Steven ApplegatePeriod: 4B 5-3-11
Hippocampus
Hippocampus
Hippocampus
Background Information:

The Hippocampus is used commonly in Greek, Phoenician, and Etruscan mythology. In all types of mythology it is described as a large, scaly horse with a fishlike tail like that of a whale. They are known as the horses of Poseidon because Poseidon is the god of horses, the sea, and earthquakes, and he is often seen riding on a large chariot pulled by several hippocampi. The hippocampus has the ability to swim in water and also to walk on land although it is usually depicted in the water.






Appearances in Architecture and Artwork:
Trevi Fountain
Trevi Fountain

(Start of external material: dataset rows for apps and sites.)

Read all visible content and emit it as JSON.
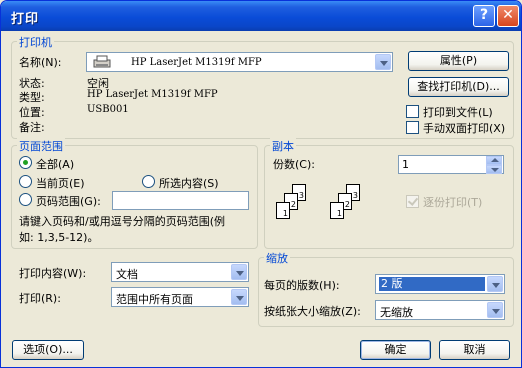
{
  "window": {
    "title": "打印"
  },
  "title_buttons": {
    "help": "?",
    "close": "✕"
  },
  "printer": {
    "group_title": "打印机",
    "name_label": "名称(N):",
    "name_value": "HP LaserJet M1319f MFP",
    "status_label": "状态:",
    "status_value": "空闲",
    "type_label": "类型:",
    "type_value": "HP LaserJet M1319f MFP",
    "where_label": "位置:",
    "where_value": "USB001",
    "comment_label": "备注:",
    "comment_value": "",
    "properties_button": "属性(P)",
    "find_button": "查找打印机(D)...",
    "print_to_file": "打印到文件(L)",
    "manual_duplex": "手动双面打印(X)"
  },
  "page_range": {
    "group_title": "页面范围",
    "all": "全部(A)",
    "current": "当前页(E)",
    "selection": "所选内容(S)",
    "pages": "页码范围(G):",
    "pages_value": "",
    "hint_line1": "请键入页码和/或用逗号分隔的页码范围(例",
    "hint_line2": "如: 1,3,5-12)。"
  },
  "copies": {
    "group_title": "副本",
    "count_label": "份数(C):",
    "count_value": "1",
    "collate": "逐份打印(T)",
    "icon_pages": [
      "1",
      "2",
      "3",
      "1",
      "2",
      "3"
    ]
  },
  "print_what": {
    "label": "打印内容(W):",
    "value": "文档"
  },
  "print_range": {
    "label": "打印(R):",
    "value": "范围中所有页面"
  },
  "zoom": {
    "group_title": "缩放",
    "pages_per_sheet_label": "每页的版数(H):",
    "pages_per_sheet_value": "2 版",
    "scale_label": "按纸张大小缩放(Z):",
    "scale_value": "无缩放"
  },
  "footer": {
    "options_button": "选项(O)...",
    "ok_button": "确定",
    "cancel_button": "取消"
  }
}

The Hippocampus was popularly used in mosaics as decorations for public baths and other places where water is in use. This is because they are often used to represent Posiedon's power and control over water.There is an elaborate bronze sculpture of hippocampi in the temple of Posiedon at Corinth from the second century CE. The Hippocampus was always depicted in ancient Roman times but it has also been used in artwork and statues in modern times as well. The Trevi fountain, shown to the right, was built in the 18th century, much more recent than most of the older paintins and drawings on ancient vases and pottery.


Work Cited:
"Iliad." Wikipedia, the Free Encyclopedia. Web. 04 May 2011. <http://en.wikipedia.org/wiki/Iliad>.

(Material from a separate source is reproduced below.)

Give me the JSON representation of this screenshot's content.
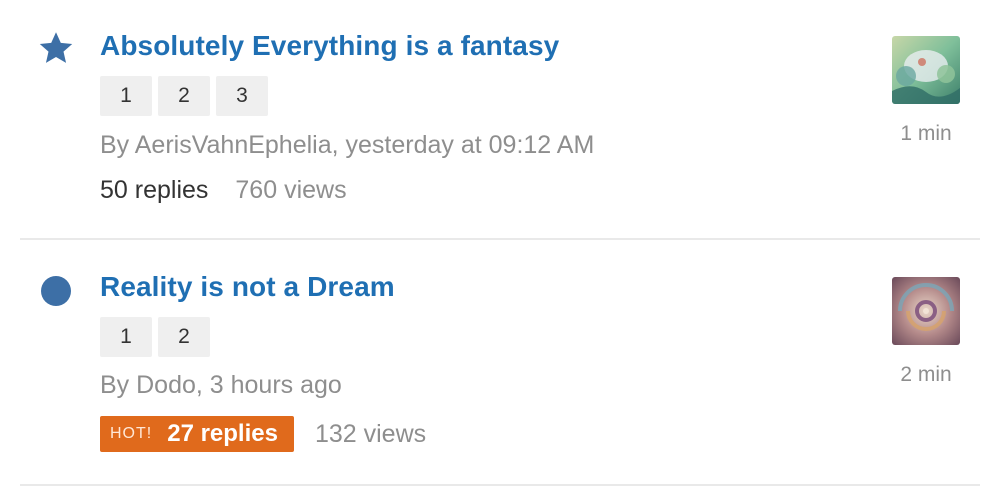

"Hippocampus - Mythical Creatures Guide." Mythical Creatures and Beasts - Mythical Creatures Guide. Web. 04 May 2011. <http://www.mythicalcreaturesguide.com/page/Hippocampus>.